- _Goal of the exercise_
Print the entries that appear below, exactly as written and without their pictures.

- _Extracted information_
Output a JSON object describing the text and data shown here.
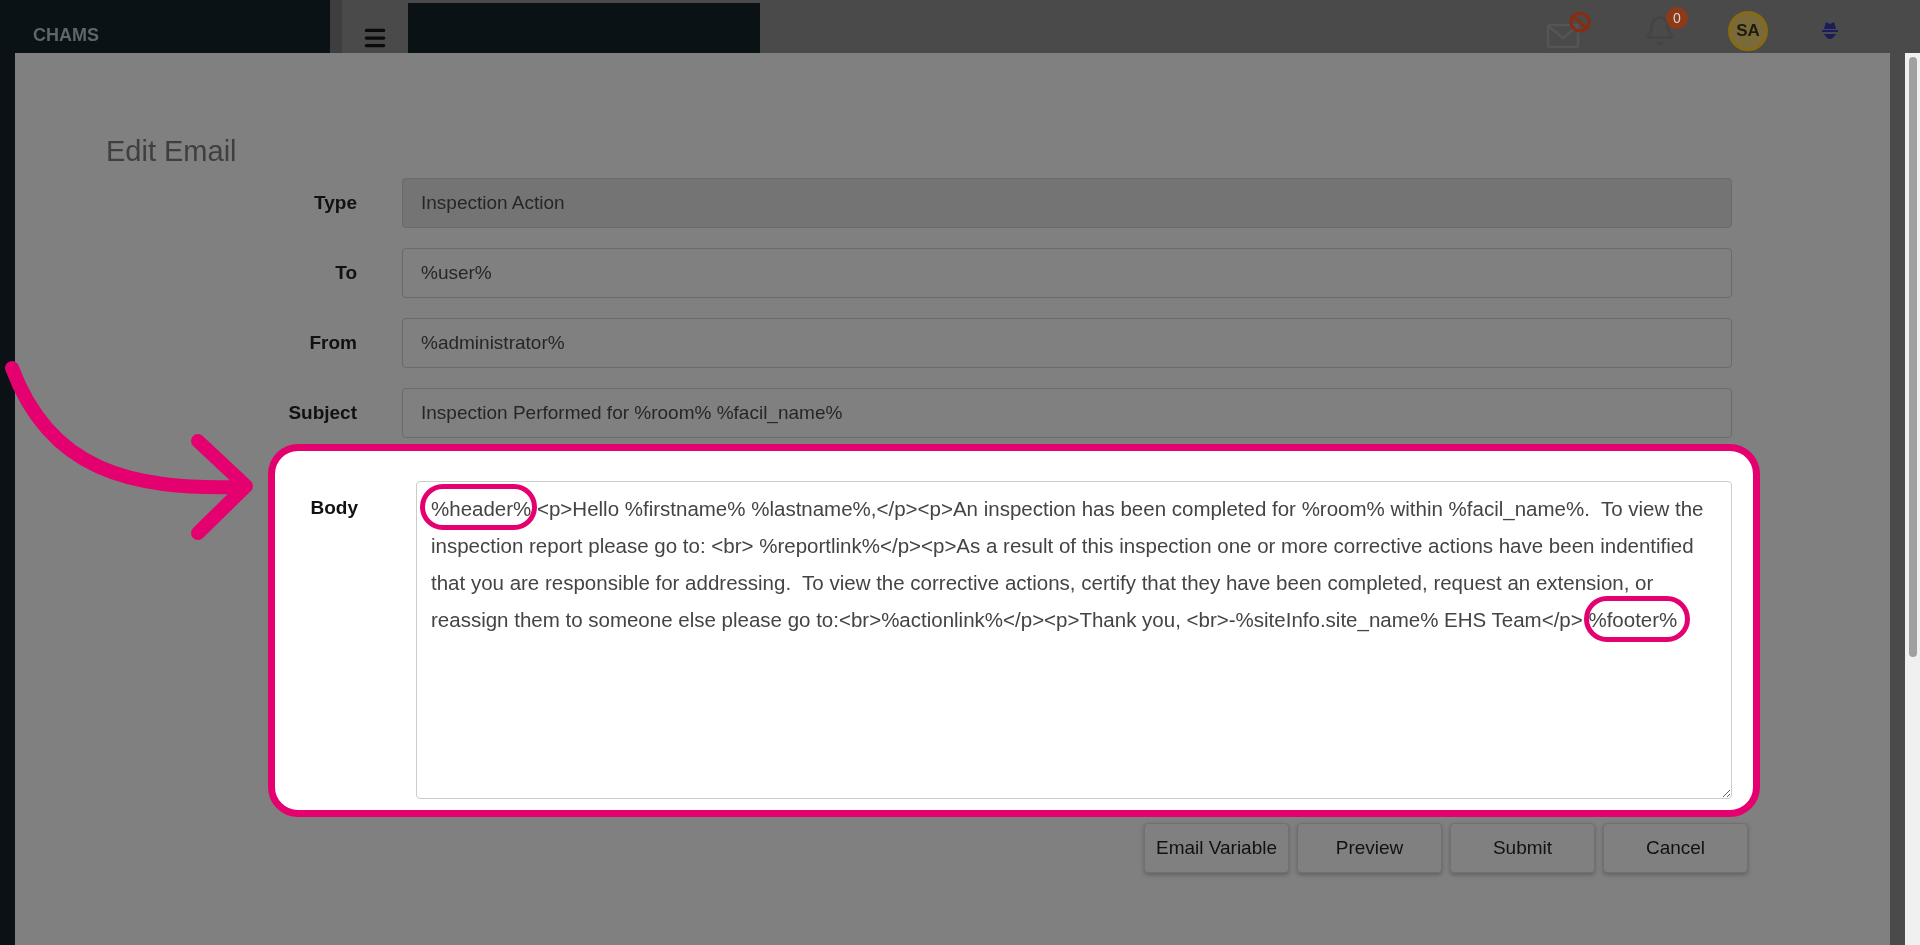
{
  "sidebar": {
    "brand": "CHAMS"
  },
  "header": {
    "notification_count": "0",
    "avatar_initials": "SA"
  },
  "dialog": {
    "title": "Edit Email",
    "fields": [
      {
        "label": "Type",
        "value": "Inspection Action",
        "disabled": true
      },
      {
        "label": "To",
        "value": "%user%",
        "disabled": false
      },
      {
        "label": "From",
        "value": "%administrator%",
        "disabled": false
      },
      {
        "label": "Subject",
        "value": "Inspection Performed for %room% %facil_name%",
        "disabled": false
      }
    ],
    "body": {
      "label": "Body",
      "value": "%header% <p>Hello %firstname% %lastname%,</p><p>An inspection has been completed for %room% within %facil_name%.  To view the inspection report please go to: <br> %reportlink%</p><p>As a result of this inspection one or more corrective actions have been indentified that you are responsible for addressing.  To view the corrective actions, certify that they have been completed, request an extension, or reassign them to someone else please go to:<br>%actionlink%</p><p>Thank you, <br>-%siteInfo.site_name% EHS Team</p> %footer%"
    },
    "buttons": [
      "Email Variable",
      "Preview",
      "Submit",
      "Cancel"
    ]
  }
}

- _Result of this exercise_
Output a JSON object describing the text and data shown here.
{
  "sidebar": {
    "brand": "CHAMS"
  },
  "header": {
    "notification_count": "0",
    "avatar_initials": "SA"
  },
  "dialog": {
    "title": "Edit Email",
    "fields": [
      {
        "label": "Type",
        "value": "Inspection Action",
        "disabled": true
      },
      {
        "label": "To",
        "value": "%user%",
        "disabled": false
      },
      {
        "label": "From",
        "value": "%administrator%",
        "disabled": false
      },
      {
        "label": "Subject",
        "value": "Inspection Performed for %room% %facil_name%",
        "disabled": false
      }
    ],
    "body": {
      "label": "Body",
      "value": "%header% <p>Hello %firstname% %lastname%,</p><p>An inspection has been completed for %room% within %facil_name%.  To view the inspection report please go to: <br> %reportlink%</p><p>As a result of this inspection one or more corrective actions have been indentified that you are responsible for addressing.  To view the corrective actions, certify that they have been completed, request an extension, or reassign them to someone else please go to:<br>%actionlink%</p><p>Thank you, <br>-%siteInfo.site_name% EHS Team</p> %footer%"
    },
    "buttons": [
      "Email Variable",
      "Preview",
      "Submit",
      "Cancel"
    ]
  }
}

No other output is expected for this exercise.